Published: 8 March 2013

Abstract

Background

A conformational epitope (CE) in an antigentic protein is composed of amino acid residues that are spatially near each other on the antigen's surface but are separated in sequence; CEs bind their complementary paratopes in B-cell receptors and/or antibodies. CE predication is used during vaccine design and in immuno-biological experiments. Here, we develop a novel system, CE-KEG, which predicts CEs based on knowledge-based energy and geometrical neighboring residue contents. The workflow applied grid-based mathematical morphological algorithms to efficiently detect the surface atoms of the antigens. After extracting surface residues, we ranked CE candidate residues first according to their local average energy distributions. Then, the frequencies at which geometrically related neighboring residue combinations in the potential CEs occurred were incorporated into our workflow, and the weighted combinations of the average energies and neighboring residue frequencies were used to assess the sensitivity, accuracy, and efficiency of our prediction workflow.

Results

We prepared a database containing 247 antigen structures and a second database containing the 163 non-redundant antigen structures in the first database to test our workflow. Our predictive workflow performed better than did algorithms found in the literature in terms of accuracy and efficiency. For the non-redundant dataset tested, our workflow achieved an average of 47.8% sensitivity, 84.3% specificity, and 80.7% accuracy according to a 10-fold cross-validation mechanism, and the performance was evaluated under providing top three predicted CE candidates for each antigen.

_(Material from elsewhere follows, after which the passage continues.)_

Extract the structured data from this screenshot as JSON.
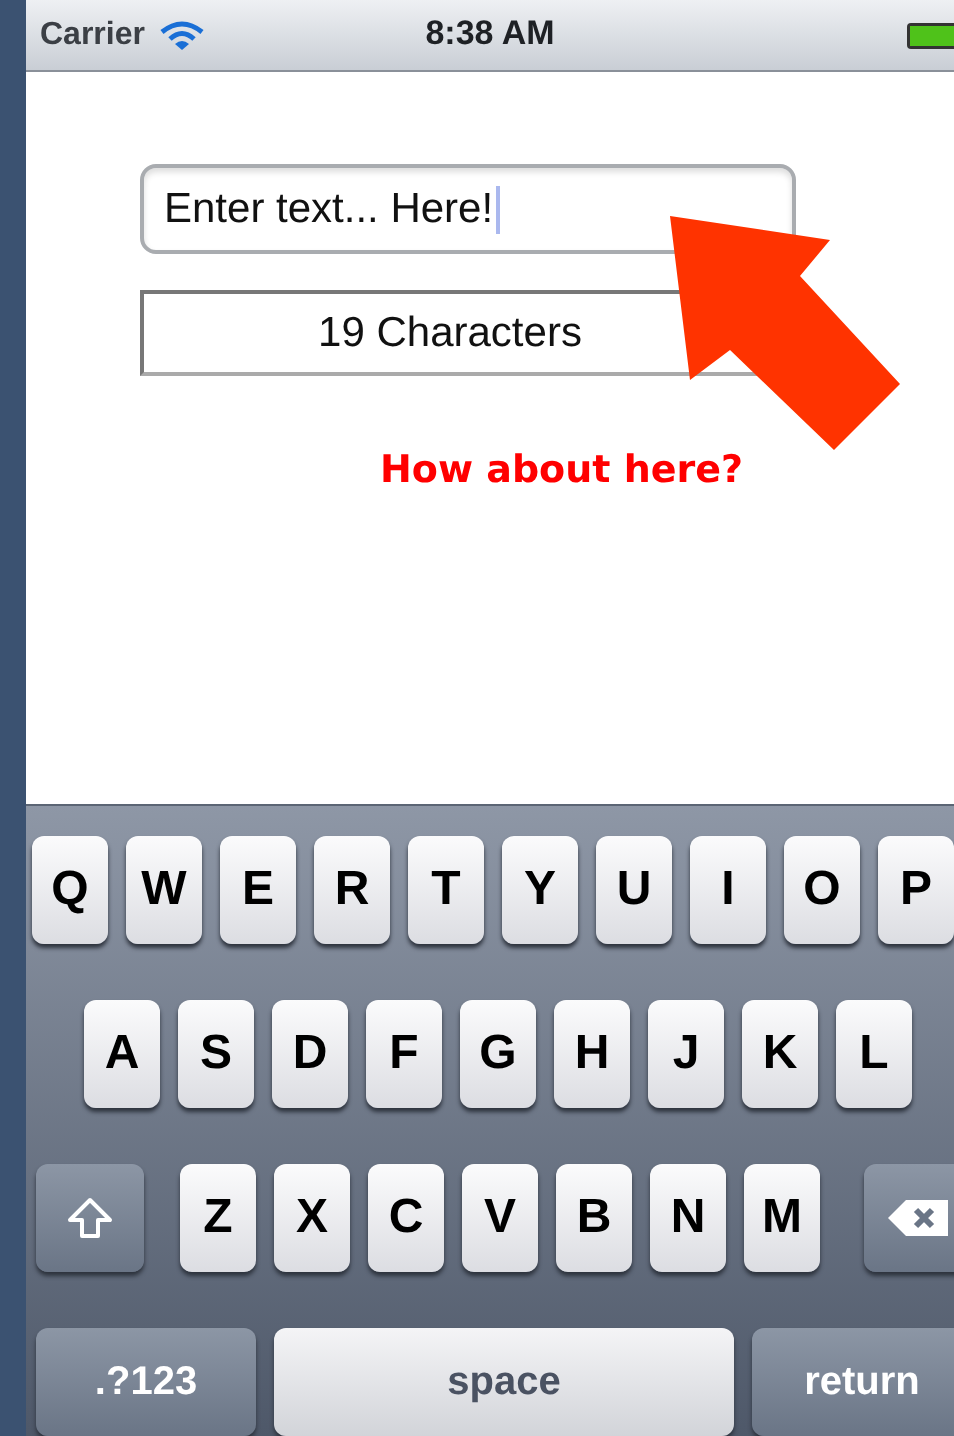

Conclusions

Our method combines an energy profile for surface residues with the frequency that each geometrically related amino acid residue pair occurs to identify possible CEs in antigens. This combination of these features facilitates improved identification for immuno-biological studies and synthetic vaccine design. CE-KEG is available at http://cekeg.cs.ntou.edu.tw webcite.